The positive health effects of bicycling are well-known, and have been extensively documented, especially within the public health sector. Health professionals tout that regular bicycling can have significant impacts on a person's well being, leading to weight loss, lowered blood pressure, increased strength and mobility, and ultimately lower healthcare costs both to individuals and society.
Burning calories while bicycling
A 190 pound person rides his bicycle for work, school, church and errands etc. for 30 weeks per year (May through Nov.) for 5 days per week at 10 miles per day for these various trips. That takes into account bad weather days. In total that person uses their bicycle for 1,500 miles per year for daily living, not including pleasure trips. Weight loss: 345 calories/hour X 150 hours = 51,750 calories or 14.79 pounds/ year. (actual weight loss depends on personal eating habits)
If the person's car gets 25mpp there is a savings of 60 gallons of gasoline or 2.14 barrels of crude oil per year. Money savings @ $3 gallon of gas = $180. If 10% of the Gettysburg area (or 1,000 people) did that in a year, then the gasoline saved would = 60,000 gallons and the crude oil saved per year would = 2,143 barrels.
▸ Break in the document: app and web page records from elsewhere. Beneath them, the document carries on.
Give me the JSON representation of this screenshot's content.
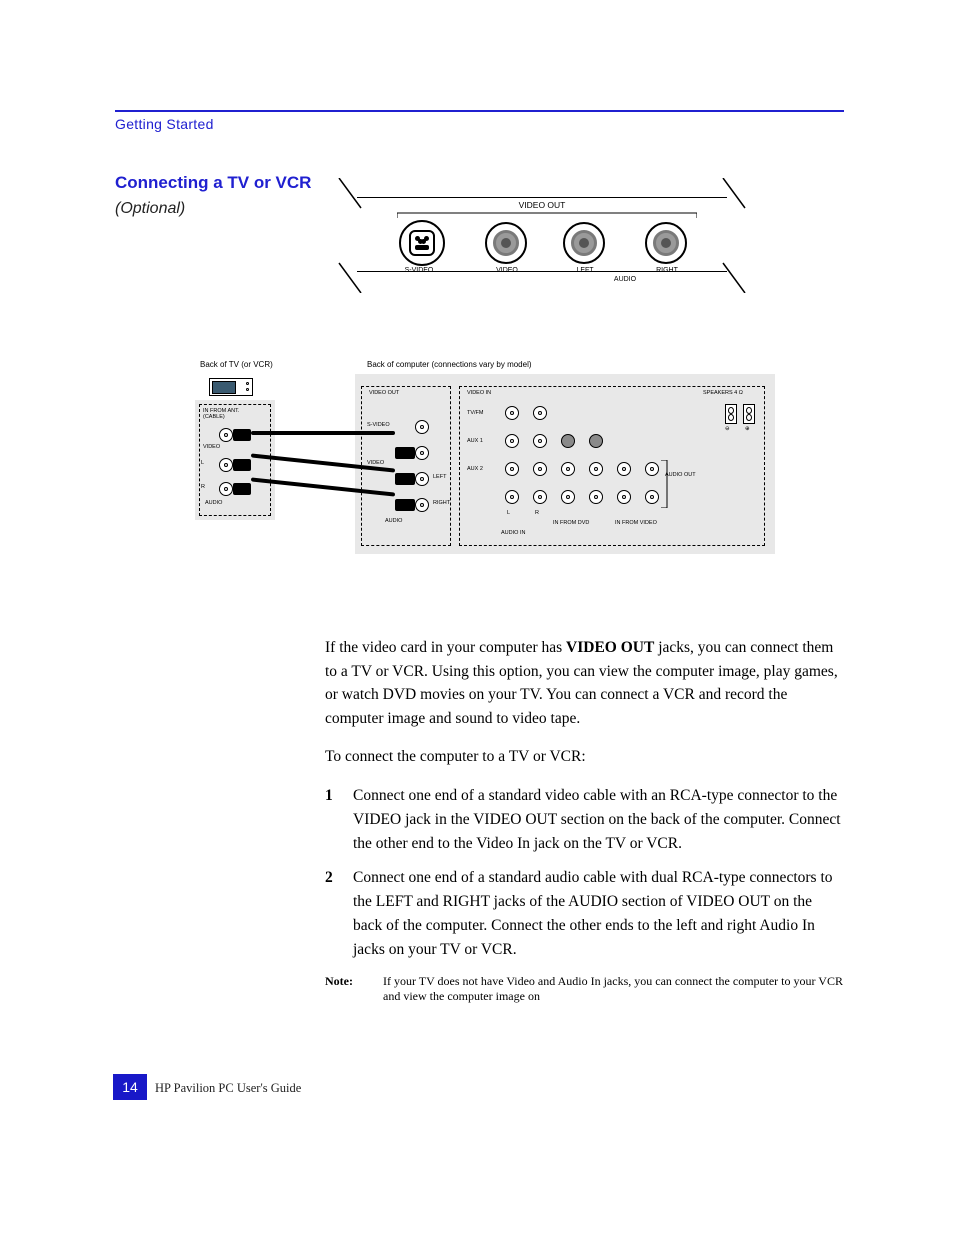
{
  "header": {
    "section_title": "Getting Started"
  },
  "left": {
    "heading": "Connecting a TV or VCR",
    "subtitle": "(Optional)"
  },
  "diagram1": {
    "group_label": "VIDEO OUT",
    "svideo_label": "S-VIDEO",
    "video_label": "VIDEO",
    "left_label": "LEFT",
    "right_label": "RIGHT",
    "audio_label": "AUDIO"
  },
  "diagram2": {
    "caption_left": "Back of TV (or VCR)",
    "caption_right": "Back of computer (connections vary by model)",
    "tv_in_label": "IN FROM ANT.\n(CABLE)",
    "tv_video_label": "VIDEO",
    "tv_audio_label": "AUDIO",
    "tv_l": "L",
    "tv_r": "R",
    "pc_video_in": "VIDEO IN",
    "pc_video_out": "VIDEO OUT",
    "pc_svideo": "S-VIDEO",
    "pc_video": "VIDEO",
    "pc_left": "LEFT",
    "pc_right": "RIGHT",
    "pc_audio": "AUDIO",
    "pc_tvfm": "TV/FM",
    "pc_l": "L",
    "pc_r": "R",
    "pc_aux1": "AUX 1",
    "pc_aux2": "AUX 2",
    "pc_dvd": "IN FROM DVD",
    "pc_video_aux": "IN FROM VIDEO",
    "pc_audio_in": "AUDIO IN",
    "pc_audio_out": "AUDIO OUT",
    "pc_speakers": "SPEAKERS 4 Ω"
  },
  "body": {
    "p1_a": "If the video card in your computer has ",
    "p1_b": "VIDEO OUT",
    "p1_c": " jacks, you can connect them to a TV or VCR. Using this option, you can view the computer image, play games, or watch DVD movies on your TV. You can connect a VCR and record the computer image and sound to video tape.",
    "p2": "To connect the computer to a TV or VCR:",
    "step1_n": "1",
    "step1": "Connect one end of a standard video cable with an RCA-type connector to the VIDEO jack in the VIDEO OUT section on the back of the computer. Connect the other end to the Video In jack on the TV or VCR.",
    "step2_n": "2",
    "step2": "Connect one end of a standard audio cable with dual RCA-type connectors to the LEFT and RIGHT jacks of the AUDIO section of VIDEO OUT on the back of the computer. Connect the other ends to the left and right Audio In jacks on your TV or VCR.",
    "note_label": "Note:",
    "note_text": "If your TV does not have Video and Audio In jacks, you can connect the computer to your VCR and view the computer image on"
  },
  "page_number": "14",
  "footer": "HP Pavilion PC User's Guide"
}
Reduction in carbon dioxide emissions
Carbon dioxide reduction for one person = 60 gallons of gasoline X 19.564 pounds/gal = 1,174 pounds CO2/year plus immeasurable convenient, hassle free transportation. For 1,000 people the carbon dioxide reduction would = 1,173,840 pounds of CO2/year.
Walking health benefits